Another question I see on here quite a lot is how low to drop it. Personally I'd say there isn't really a right answer but 25-35mm is the acceptable norm. Going any lower will limit the range of travel in your shocks, and even if they're designed to go lower, the ride won't be good. And you're more likely to have tyre rubbing problems.
Anti-Roll Bars (ARBs)
If you don't know what they are, I'll quote Ess_Three
"Now anyone who knows how ARBs affect a cars set up will confirm that normally, the larger the front bar, the more the understeer. And, the smaller the rear bar, the more the understeer."
So to remove cornering roll from the car without unduly affecting under/oversteer, you need a proportion increase in ARB size. Again, as we drive on UK roads, a little compliance is still needed. Putting the biggest bars you can find on there can reduce your grip levels.
Of the options I know of, Eibach have a 21mm front ARB, Neuspeed's is 22mm, and the R32 OEM ARB is 23mm. Neuspeed also have a 25mm ARB if you like hedgerows and fields. Similarly, there's options for the back aswell. Personally I'd recommend 21mm front and 19mm rear.
Uprated ARBs and standard shocks? Again, bad idea. The cornering forces build up in the bar and distribute it across both shocks. A sudden loading or unloading on an old shock is not a good thing.
There's always some sort of debate over wheel size onthis forum, and there's always going to be someone that thinks biggest is best. What you actually need out of a wheel is a combination of low weight, minimal gyroscopic effect, and spoke rigidity (you don't want the wheel to flex).
Whatever wheel size you want, you should be trying to maintain the same rolling radius - i.e. the sidewall is reduced to maintain the same overall circumference when the tyre is on.
A 17" wheel has too much tyre sidewall for a good crisp turn-in and its more likely to roll under in a high speed corner, although the small wheel diameter reduces the gyroscopic effect. The problem here is more to do with the tyre size. If the S3 wore 205/40/17s it'd be perfect.

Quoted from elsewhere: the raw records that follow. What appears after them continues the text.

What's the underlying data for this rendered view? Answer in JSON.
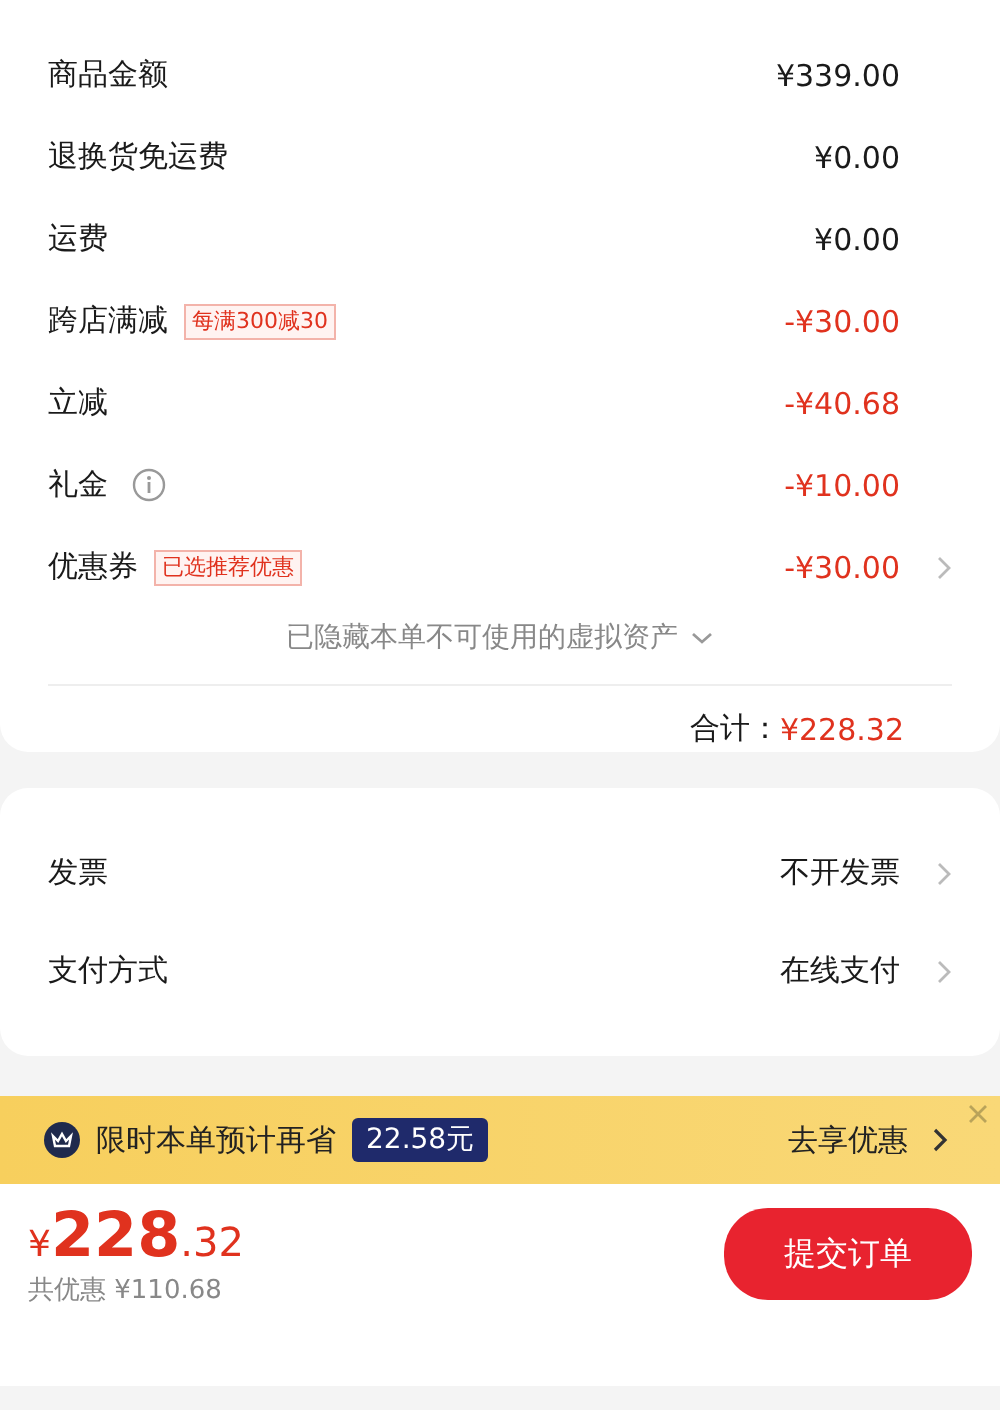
{
  "price_rows": [
    {
      "label": "商品金额",
      "amount": "¥339.00",
      "kind": "charge",
      "has_chevron": false
    },
    {
      "label": "退换货免运费",
      "amount": "¥0.00",
      "kind": "charge",
      "has_chevron": false
    },
    {
      "label": "运费",
      "amount": "¥0.00",
      "kind": "charge",
      "has_chevron": false
    },
    {
      "label": "跨店满减",
      "tag": "每满300减30",
      "amount": "-¥30.00",
      "kind": "discount",
      "has_chevron": false
    },
    {
      "label": "立减",
      "amount": "-¥40.68",
      "kind": "discount",
      "has_chevron": false
    },
    {
      "label": "礼金",
      "info": true,
      "amount": "-¥10.00",
      "kind": "discount",
      "has_chevron": false
    },
    {
      "label": "优惠券",
      "tag": "已选推荐优惠",
      "amount": "-¥30.00",
      "kind": "discount",
      "has_chevron": true
    }
  ],
  "hidden_assets_note": "已隐藏本单不可使用的虚拟资产",
  "total": {
    "label": "合计：",
    "amount": "¥228.32"
  },
  "settings": [
    {
      "label": "发票",
      "value": "不开发票"
    },
    {
      "label": "支付方式",
      "value": "在线支付"
    }
  ],
  "promo_banner": {
    "text": "限时本单预计再省",
    "badge": "22.58元",
    "action": "去享优惠"
  },
  "checkout": {
    "currency": "¥",
    "price_integer": "228",
    "price_decimal": ".32",
    "savings": "共优惠 ¥110.68",
    "submit": "提交订单"
  }
}
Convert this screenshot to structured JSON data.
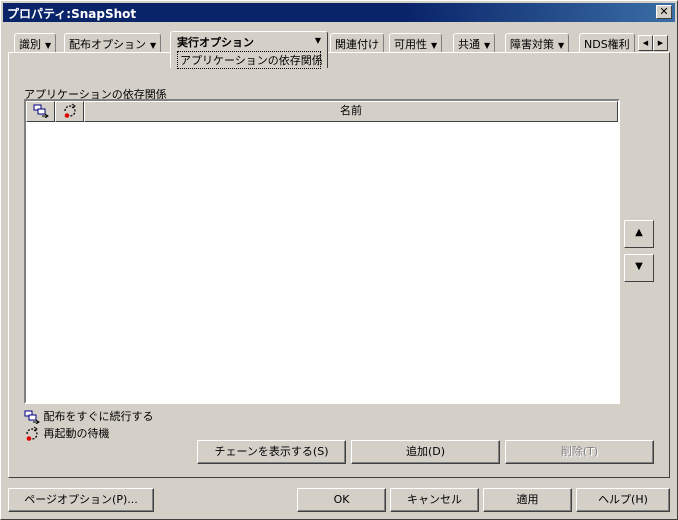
{
  "window": {
    "title": "プロパティ:SnapShot",
    "close_glyph": "✕"
  },
  "tabs": [
    {
      "label": "識別"
    },
    {
      "label": "配布オプション"
    },
    {
      "label": "実行オプション",
      "sub": "アプリケーションの依存関係",
      "active": true
    },
    {
      "label": "関連付け"
    },
    {
      "label": "可用性"
    },
    {
      "label": "共通"
    },
    {
      "label": "障害対策"
    },
    {
      "label": "NDS権利"
    }
  ],
  "tab_scroll": {
    "left_glyph": "◀",
    "right_glyph": "▶"
  },
  "dependencies": {
    "group_label": "アプリケーションの依存関係",
    "columns": {
      "chain_icon": "chain-icon",
      "restart_icon": "restart-icon",
      "name": "名前"
    },
    "rows": []
  },
  "side_buttons": {
    "up_glyph": "▲",
    "down_glyph": "▼"
  },
  "legend": {
    "chain": "配布をすぐに続行する",
    "restart": "再起動の待機"
  },
  "actions": {
    "show_chain": "チェーンを表示する(S)",
    "add": "追加(D)",
    "delete": "削除(T)"
  },
  "footer": {
    "page_options": "ページオプション(P)...",
    "ok": "OK",
    "cancel": "キャンセル",
    "apply": "適用",
    "help": "ヘルプ(H)"
  }
}
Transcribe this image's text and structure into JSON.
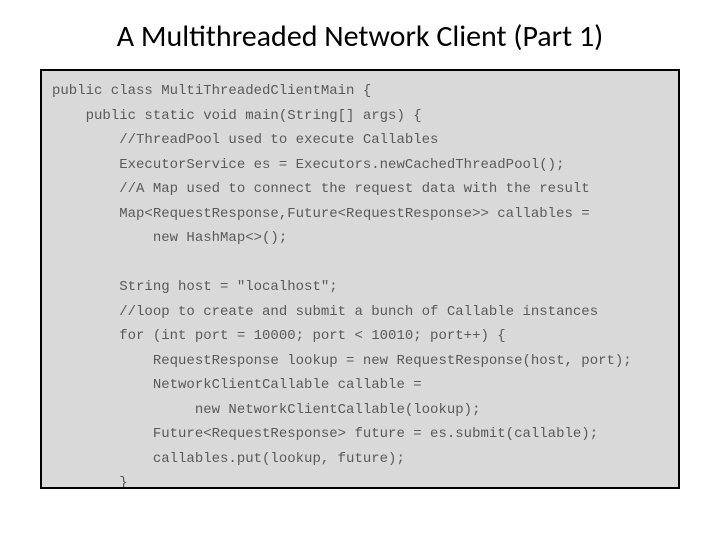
{
  "title": "A Multithreaded Network Client (Part 1)",
  "code": {
    "l01": "public class MultiThreadedClientMain {",
    "l02": "    public static void main(String[] args) {",
    "l03": "        //ThreadPool used to execute Callables",
    "l04": "        ExecutorService es = Executors.newCachedThreadPool();",
    "l05": "        //A Map used to connect the request data with the result",
    "l06": "        Map<RequestResponse,Future<RequestResponse>> callables =",
    "l07": "            new HashMap<>();",
    "l08": "",
    "l09": "        String host = \"localhost\";",
    "l10": "        //loop to create and submit a bunch of Callable instances",
    "l11": "        for (int port = 10000; port < 10010; port++) {",
    "l12": "            RequestResponse lookup = new RequestResponse(host, port);",
    "l13": "            NetworkClientCallable callable =",
    "l14": "                 new NetworkClientCallable(lookup);",
    "l15": "            Future<RequestResponse> future = es.submit(callable);",
    "l16": "            callables.put(lookup, future);",
    "l17": "        }"
  }
}
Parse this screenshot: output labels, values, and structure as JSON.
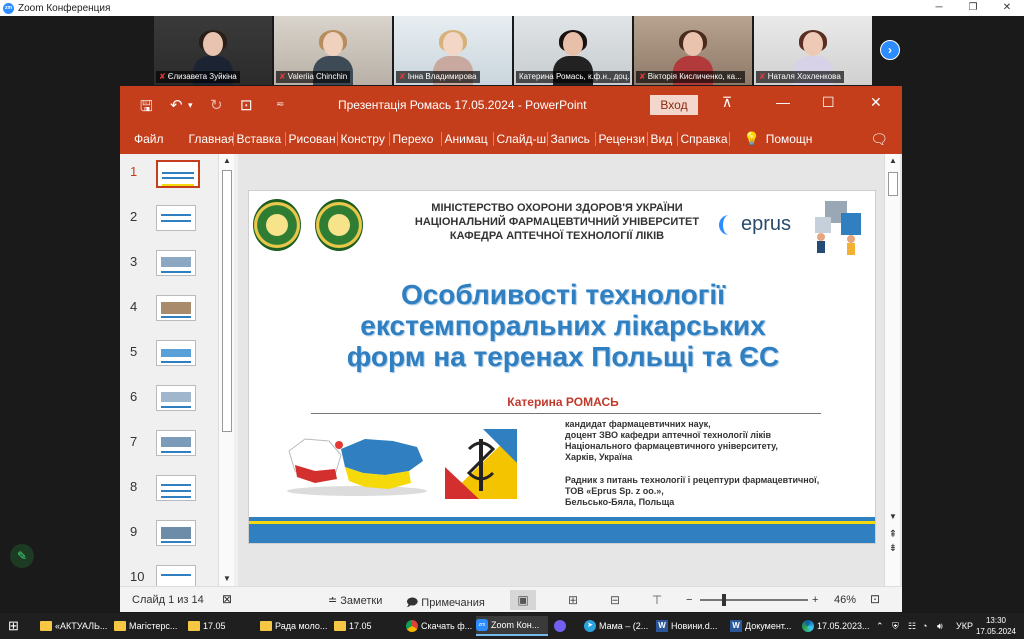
{
  "zoom": {
    "window_title": "Zoom Конференция",
    "participants": [
      {
        "name": "Єлизавета Зуйкіна"
      },
      {
        "name": "Valeriia Chinchin"
      },
      {
        "name": "Інна Владимирова"
      },
      {
        "name": "Катерина Ромась, к.ф.н., доц..."
      },
      {
        "name": "Вікторія Кисличенко, ка..."
      },
      {
        "name": "Наталя Хохленкова"
      }
    ],
    "next_icon": "chevron-right-icon"
  },
  "ppt": {
    "title": "Презентація Ромась 17.05.2024  -  PowerPoint",
    "signin": "Вход",
    "ribbon_tabs": [
      "Файл",
      "Главная",
      "Вставка",
      "Рисован",
      "Констру",
      "Перехо",
      "Анимац",
      "Слайд-ш",
      "Запись",
      "Рецензи",
      "Вид",
      "Справка"
    ],
    "help": "Помощн",
    "thumbnails": [
      "1",
      "2",
      "3",
      "4",
      "5",
      "6",
      "7",
      "8",
      "9",
      "10"
    ],
    "active_slide": "1",
    "status": {
      "slide_counter": "Слайд 1 из 14",
      "notes": "Заметки",
      "comments": "Примечания",
      "zoom_minus": "−",
      "zoom_plus": "+",
      "zoom_value": "46%",
      "zoom_level_percent": 46
    }
  },
  "slide": {
    "ministry_lines": [
      "МІНІСТЕРСТВО ОХОРОНИ ЗДОРОВ'Я УКРАЇНИ",
      "НАЦІОНАЛЬНИЙ ФАРМАЦЕВТИЧНИЙ УНІВЕРСИТЕТ",
      "КАФЕДРА АПТЕЧНОЇ ТЕХНОЛОГІЇ ЛІКІВ"
    ],
    "eprus_logo": "eprus",
    "title_lines": [
      "Особливості технології",
      "екстемпоральних лікарських",
      "форм на теренах Польщі та ЄС"
    ],
    "author": "Катерина РОМАСЬ",
    "bio_lines_1": [
      "кандидат фармацевтичних наук,",
      "доцент ЗВО кафедри аптечної технології ліків",
      "Національного фармацевтичного університету,",
      "Харків, Україна"
    ],
    "bio_lines_2": [
      "Радник з питань технології і рецептури фармацевтичної,",
      "ТОВ «Eprus Sp. z oo.»,",
      "Бельсько-Бяла, Польща"
    ],
    "colors": {
      "title": "#2f7fc1",
      "author": "#c0392b",
      "stripe_yellow": "#f5d90a",
      "stripe_blue": "#2f7fc1"
    }
  },
  "taskbar": {
    "items": [
      "«АКТУАЛЬ...",
      "Магістерс...",
      "17.05",
      "Рада моло...",
      "17.05",
      "Скачать ф...",
      "Zoom Кон...",
      "",
      "Мама – (2...",
      "Новини.d...",
      "Документ...",
      "17.05.2023..."
    ],
    "lang": "УКР",
    "time": "13:30",
    "date": "17.05.2024"
  }
}
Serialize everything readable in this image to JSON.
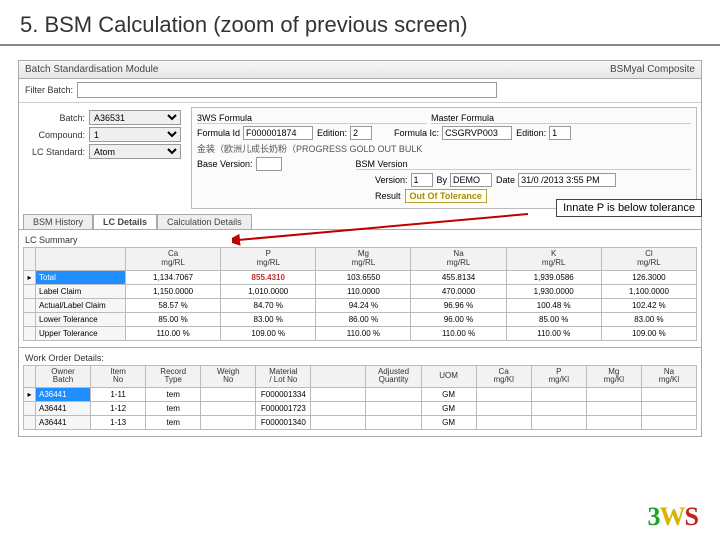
{
  "slide": {
    "title": "5. BSM Calculation (zoom of previous screen)"
  },
  "titlebar": {
    "app": "Batch Standardisation Module",
    "right": "BSMyal Composite"
  },
  "filter": {
    "label": "Filter Batch:"
  },
  "left": {
    "batch_lbl": "Batch:",
    "batch_val": "A36531",
    "compound_lbl": "Compound:",
    "compound_val": "1",
    "comp_count_lbl": "LC Standard:",
    "comp_count_val": "Atom"
  },
  "panel": {
    "head_left": "3WS Formula",
    "head_right": "Master Formula",
    "formula_id_lbl": "Formula Id",
    "formula_id_val": "F000001874",
    "edition_lbl": "Edition:",
    "edition_val": "2",
    "formula_ic_lbl": "Formula Ic:",
    "formula_ic_val": "CSGRVP003",
    "edition2_lbl": "Edition:",
    "edition2_val": "1",
    "desc": "金装（欧洲儿成长奶粉（PROGRESS GOLD OUT BULK",
    "base_lbl": "Base Version:",
    "base_val": "",
    "bsm_lbl": "BSM Version",
    "version_lbl": "Version:",
    "version_val": "1",
    "by_lbl": "By",
    "by_val": "DEMO",
    "date_lbl": "Date",
    "date_val": "31/0 /2013 3:55 PM",
    "result_lbl": "Result",
    "result_val": "Out Of Tolerance"
  },
  "tabs": {
    "t1": "BSM History",
    "t2": "LC Details",
    "t3": "Calculation Details"
  },
  "annotation": "Innate P is below tolerance",
  "lc": {
    "header": "LC Summary",
    "cols": [
      "",
      "",
      "Ca\nmg/RL",
      "P\nmg/RL",
      "Mg\nmg/RL",
      "Na\nmg/RL",
      "K\nmg/RL",
      "Cl\nmg/RL"
    ],
    "rows": [
      {
        "hdr": "Total",
        "v": [
          "1,134.7067",
          "855.4310",
          "103.6550",
          "455.8134",
          "1,939.0586",
          "126.3000"
        ]
      },
      {
        "hdr": "Label Claim",
        "v": [
          "1,150.0000",
          "1,010.0000",
          "110.0000",
          "470.0000",
          "1,930.0000",
          "1,100.0000"
        ]
      },
      {
        "hdr": "Actual/Label Claim",
        "v": [
          "58.57 %",
          "84.70 %",
          "94.24 %",
          "96.96 %",
          "100.48 %",
          "102.42 %"
        ]
      },
      {
        "hdr": "Lower Tolerance",
        "v": [
          "85.00 %",
          "83.00 %",
          "86.00 %",
          "96.00 %",
          "85.00 %",
          "83.00 %"
        ]
      },
      {
        "hdr": "Upper Tolerance",
        "v": [
          "110.00 %",
          "109.00 %",
          "110.00 %",
          "110.00 %",
          "110.00 %",
          "109.00 %"
        ]
      }
    ]
  },
  "wo": {
    "header": "Work Order Details:",
    "cols": [
      "",
      "Owner\nBatch",
      "Item\nNo",
      "Record\nType",
      "Weigh\nNo",
      "Material\n/ Lot No",
      "",
      "Adjusted\nQuantity",
      "UOM",
      "Ca\nmg/Kl",
      "P\nmg/Kl",
      "Mg\nmg/Kl",
      "Na\nmg/Kl"
    ],
    "rows": [
      {
        "v": [
          "A36441",
          "1-11",
          "tem",
          "",
          "F000001334",
          "",
          "",
          "GM",
          "",
          "",
          "",
          ""
        ]
      },
      {
        "v": [
          "A36441",
          "1-12",
          "tem",
          "",
          "F000001723",
          "",
          "",
          "GM",
          "",
          "",
          "",
          ""
        ]
      },
      {
        "v": [
          "A36441",
          "1-13",
          "tem",
          "",
          "F000001340",
          "",
          "",
          "GM",
          "",
          "",
          "",
          ""
        ]
      }
    ]
  },
  "logo": {
    "a": "3",
    "b": "W",
    "c": "S"
  }
}
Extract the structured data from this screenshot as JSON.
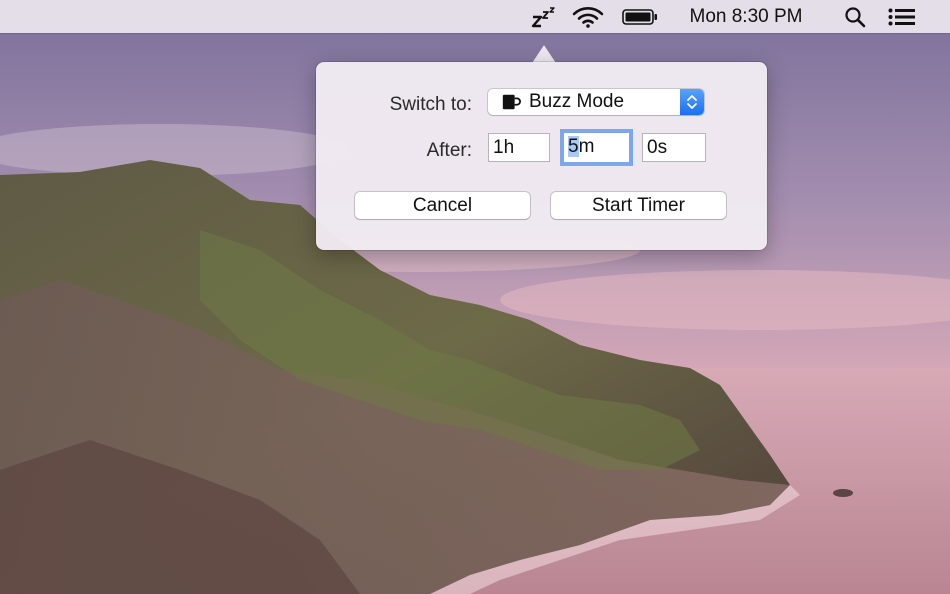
{
  "menubar": {
    "clock": "Mon 8:30 PM",
    "icons": [
      "sleep-zzz-icon",
      "wifi-icon",
      "battery-icon",
      "spotlight-search-icon",
      "notification-center-icon"
    ]
  },
  "popover": {
    "switch_to_label": "Switch to:",
    "mode_select": {
      "selected": "Buzz Mode",
      "icon": "coffee-mug-icon"
    },
    "after_label": "After:",
    "hours_value": "1h",
    "minutes_value": "5m",
    "minutes_selected_char": "5",
    "minutes_rest": "m",
    "seconds_value": "0s",
    "cancel_label": "Cancel",
    "start_label": "Start Timer"
  },
  "colors": {
    "accent": "#1b6ff0",
    "focus_ring": "#5591eb",
    "popover_bg": "#f1eaf2"
  }
}
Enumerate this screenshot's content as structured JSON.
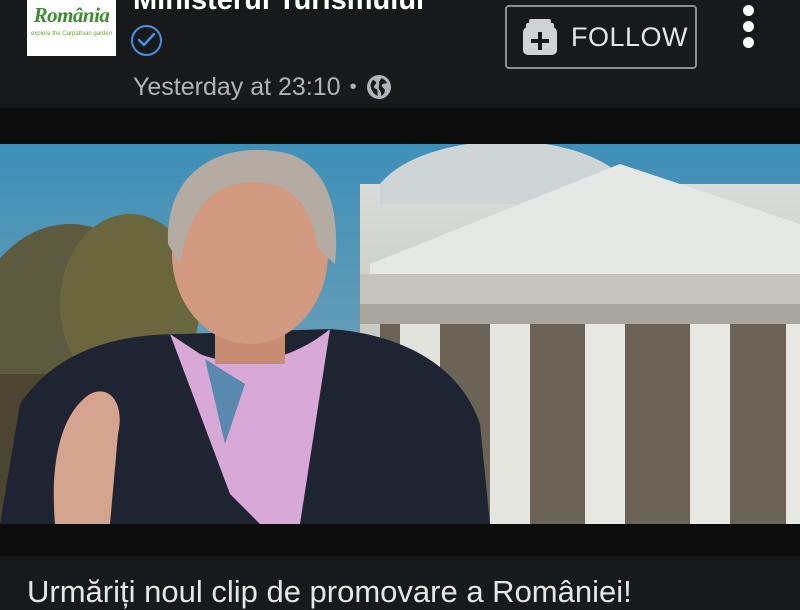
{
  "post": {
    "page_name": "Ministerul Turismului",
    "timestamp": "Yesterday at 23:10",
    "separator": "•",
    "audience_icon": "globe-icon",
    "verified_icon": "verified-check-icon",
    "caption": "Urmăriți noul clip de promovare a României!"
  },
  "logo": {
    "wordmark": "România",
    "tagline": "explore the Carpathian garden"
  },
  "follow": {
    "label": "FOLLOW",
    "icon": "add-page-icon"
  },
  "menu": {
    "icon": "more-vertical-icon"
  },
  "colors": {
    "background": "#18191a",
    "band": "#0c0c0d",
    "verified": "#4a90e2",
    "text": "#e4e6eb",
    "muted": "#b0b3b8"
  }
}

19's are the opposite. Minimal sidewall and increased turn in, but its too much. The lack of sidewall removes any complaince from the tyre, and the increased gyroscopic effect makes it worse to turn-in than a similar weighted 17" wheel. The net effect is a tyre that wants to turn-in but a wheel that doesn't.
Obviously then 18" wheels are the ones to go for on an S3. They don't look too big, they handle well, and they're have the largest choice of tyre fitments.
Again, everyone has an opinion. Here's mine:
Wet weather specific: avoid them, this is about performance
General, all round: Goodyear Eagle F1s
General, summer use: Yokohama Parada Spec 2
Summer/track: Toyo R888 - unbelievable grip
Ignore the manual, I've tried alot and this is what I've found:
17" wheels - front 30psi, rear 32psi
18" wheels - front 32psi, rear 34psi
19" wheels - front 34psi, rear 36psi
That's all unloaded pressures. I don't let passengers in my car :)